[Data records for software interfaces]
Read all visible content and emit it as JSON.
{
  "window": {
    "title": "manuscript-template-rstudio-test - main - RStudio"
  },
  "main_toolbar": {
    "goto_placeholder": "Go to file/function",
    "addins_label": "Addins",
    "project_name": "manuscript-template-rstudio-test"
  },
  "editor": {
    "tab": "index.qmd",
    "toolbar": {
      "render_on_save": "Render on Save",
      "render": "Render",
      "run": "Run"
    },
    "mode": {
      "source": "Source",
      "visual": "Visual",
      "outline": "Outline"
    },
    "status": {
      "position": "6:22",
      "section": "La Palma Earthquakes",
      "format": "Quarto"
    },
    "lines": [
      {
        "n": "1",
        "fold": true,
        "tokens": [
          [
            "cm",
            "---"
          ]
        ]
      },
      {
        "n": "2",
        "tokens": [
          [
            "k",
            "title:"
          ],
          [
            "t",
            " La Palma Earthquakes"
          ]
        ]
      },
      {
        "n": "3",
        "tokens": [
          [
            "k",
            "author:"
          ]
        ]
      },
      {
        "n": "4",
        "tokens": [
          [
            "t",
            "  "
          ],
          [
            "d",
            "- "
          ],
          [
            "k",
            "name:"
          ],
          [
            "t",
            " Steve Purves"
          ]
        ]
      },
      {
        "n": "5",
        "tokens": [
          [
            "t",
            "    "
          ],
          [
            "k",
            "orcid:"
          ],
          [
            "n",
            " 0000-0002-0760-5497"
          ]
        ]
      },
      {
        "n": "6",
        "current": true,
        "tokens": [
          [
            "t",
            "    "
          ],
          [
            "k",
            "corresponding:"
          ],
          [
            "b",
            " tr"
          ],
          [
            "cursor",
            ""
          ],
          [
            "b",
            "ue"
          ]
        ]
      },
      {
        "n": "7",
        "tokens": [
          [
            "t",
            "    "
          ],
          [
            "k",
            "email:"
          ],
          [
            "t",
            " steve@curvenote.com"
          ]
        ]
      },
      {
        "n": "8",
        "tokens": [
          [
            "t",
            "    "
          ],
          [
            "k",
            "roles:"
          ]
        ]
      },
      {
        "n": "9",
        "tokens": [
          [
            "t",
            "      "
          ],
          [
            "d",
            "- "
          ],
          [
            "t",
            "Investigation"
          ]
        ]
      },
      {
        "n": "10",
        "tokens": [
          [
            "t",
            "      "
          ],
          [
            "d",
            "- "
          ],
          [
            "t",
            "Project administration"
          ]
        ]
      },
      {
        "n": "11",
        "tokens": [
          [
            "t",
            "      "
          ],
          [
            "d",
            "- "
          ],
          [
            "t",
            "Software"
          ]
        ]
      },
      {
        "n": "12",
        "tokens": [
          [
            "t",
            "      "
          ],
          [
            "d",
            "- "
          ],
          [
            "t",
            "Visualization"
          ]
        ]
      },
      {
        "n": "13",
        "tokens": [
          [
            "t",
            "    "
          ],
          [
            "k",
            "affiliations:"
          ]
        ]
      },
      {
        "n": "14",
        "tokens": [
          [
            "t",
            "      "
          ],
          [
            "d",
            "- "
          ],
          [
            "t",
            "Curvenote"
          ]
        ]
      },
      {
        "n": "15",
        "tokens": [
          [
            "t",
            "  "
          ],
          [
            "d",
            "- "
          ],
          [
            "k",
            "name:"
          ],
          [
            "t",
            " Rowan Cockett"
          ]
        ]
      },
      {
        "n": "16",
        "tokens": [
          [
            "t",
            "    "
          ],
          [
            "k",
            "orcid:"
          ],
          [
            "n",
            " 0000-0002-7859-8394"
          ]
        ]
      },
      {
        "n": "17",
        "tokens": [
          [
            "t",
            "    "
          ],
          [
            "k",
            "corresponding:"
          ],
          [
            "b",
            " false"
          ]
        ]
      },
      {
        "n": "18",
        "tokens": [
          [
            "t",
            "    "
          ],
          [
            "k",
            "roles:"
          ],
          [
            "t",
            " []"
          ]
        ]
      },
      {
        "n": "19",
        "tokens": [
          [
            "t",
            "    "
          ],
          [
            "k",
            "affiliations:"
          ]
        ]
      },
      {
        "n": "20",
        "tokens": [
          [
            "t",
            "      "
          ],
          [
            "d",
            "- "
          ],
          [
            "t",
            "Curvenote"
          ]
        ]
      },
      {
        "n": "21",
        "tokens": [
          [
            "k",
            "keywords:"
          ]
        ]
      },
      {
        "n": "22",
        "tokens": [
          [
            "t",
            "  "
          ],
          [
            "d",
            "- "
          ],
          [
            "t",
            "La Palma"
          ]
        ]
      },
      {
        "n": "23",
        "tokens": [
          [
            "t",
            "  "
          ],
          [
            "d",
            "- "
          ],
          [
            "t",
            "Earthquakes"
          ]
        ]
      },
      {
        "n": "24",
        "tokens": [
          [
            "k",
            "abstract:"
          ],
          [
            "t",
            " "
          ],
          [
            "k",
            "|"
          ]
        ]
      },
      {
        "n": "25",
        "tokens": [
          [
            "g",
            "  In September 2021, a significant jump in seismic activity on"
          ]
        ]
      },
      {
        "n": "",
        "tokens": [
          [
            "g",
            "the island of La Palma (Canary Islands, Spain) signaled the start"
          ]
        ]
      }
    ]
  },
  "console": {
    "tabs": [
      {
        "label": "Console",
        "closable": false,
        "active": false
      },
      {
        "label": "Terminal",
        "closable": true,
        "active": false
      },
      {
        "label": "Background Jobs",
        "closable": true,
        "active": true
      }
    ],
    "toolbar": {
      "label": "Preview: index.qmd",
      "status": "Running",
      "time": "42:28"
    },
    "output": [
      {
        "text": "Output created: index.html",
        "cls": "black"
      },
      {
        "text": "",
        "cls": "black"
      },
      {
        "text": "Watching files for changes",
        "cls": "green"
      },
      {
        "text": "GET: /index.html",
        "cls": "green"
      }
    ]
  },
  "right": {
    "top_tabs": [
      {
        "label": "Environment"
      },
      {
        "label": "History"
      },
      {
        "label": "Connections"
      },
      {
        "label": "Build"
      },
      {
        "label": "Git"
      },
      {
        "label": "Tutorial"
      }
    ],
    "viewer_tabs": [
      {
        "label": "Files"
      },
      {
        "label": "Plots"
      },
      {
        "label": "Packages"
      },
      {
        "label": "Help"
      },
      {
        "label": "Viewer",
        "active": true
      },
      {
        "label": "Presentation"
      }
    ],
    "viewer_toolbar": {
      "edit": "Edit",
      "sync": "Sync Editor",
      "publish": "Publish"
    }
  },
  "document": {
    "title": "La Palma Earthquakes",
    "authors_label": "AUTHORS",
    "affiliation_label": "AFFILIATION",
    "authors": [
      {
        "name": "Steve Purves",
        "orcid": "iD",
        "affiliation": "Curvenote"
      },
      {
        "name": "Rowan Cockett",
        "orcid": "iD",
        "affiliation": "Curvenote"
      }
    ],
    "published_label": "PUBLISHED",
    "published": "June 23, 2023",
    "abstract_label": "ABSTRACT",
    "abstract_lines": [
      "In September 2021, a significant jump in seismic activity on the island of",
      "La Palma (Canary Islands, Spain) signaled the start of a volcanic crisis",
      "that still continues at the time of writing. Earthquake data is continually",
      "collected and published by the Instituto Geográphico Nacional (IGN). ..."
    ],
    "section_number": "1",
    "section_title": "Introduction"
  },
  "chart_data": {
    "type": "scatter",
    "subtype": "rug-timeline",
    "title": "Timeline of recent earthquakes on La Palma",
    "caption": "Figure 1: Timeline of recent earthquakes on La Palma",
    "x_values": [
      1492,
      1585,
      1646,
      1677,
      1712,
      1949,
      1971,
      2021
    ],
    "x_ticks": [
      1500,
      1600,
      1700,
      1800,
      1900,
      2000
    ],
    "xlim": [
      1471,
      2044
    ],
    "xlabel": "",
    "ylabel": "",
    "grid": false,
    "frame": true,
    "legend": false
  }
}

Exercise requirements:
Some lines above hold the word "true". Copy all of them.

Answer section:
        "fold": true,
        "current": true,
        "closable": true,
        "closable": true,
        "active": true
        "active": true
    "frame": true,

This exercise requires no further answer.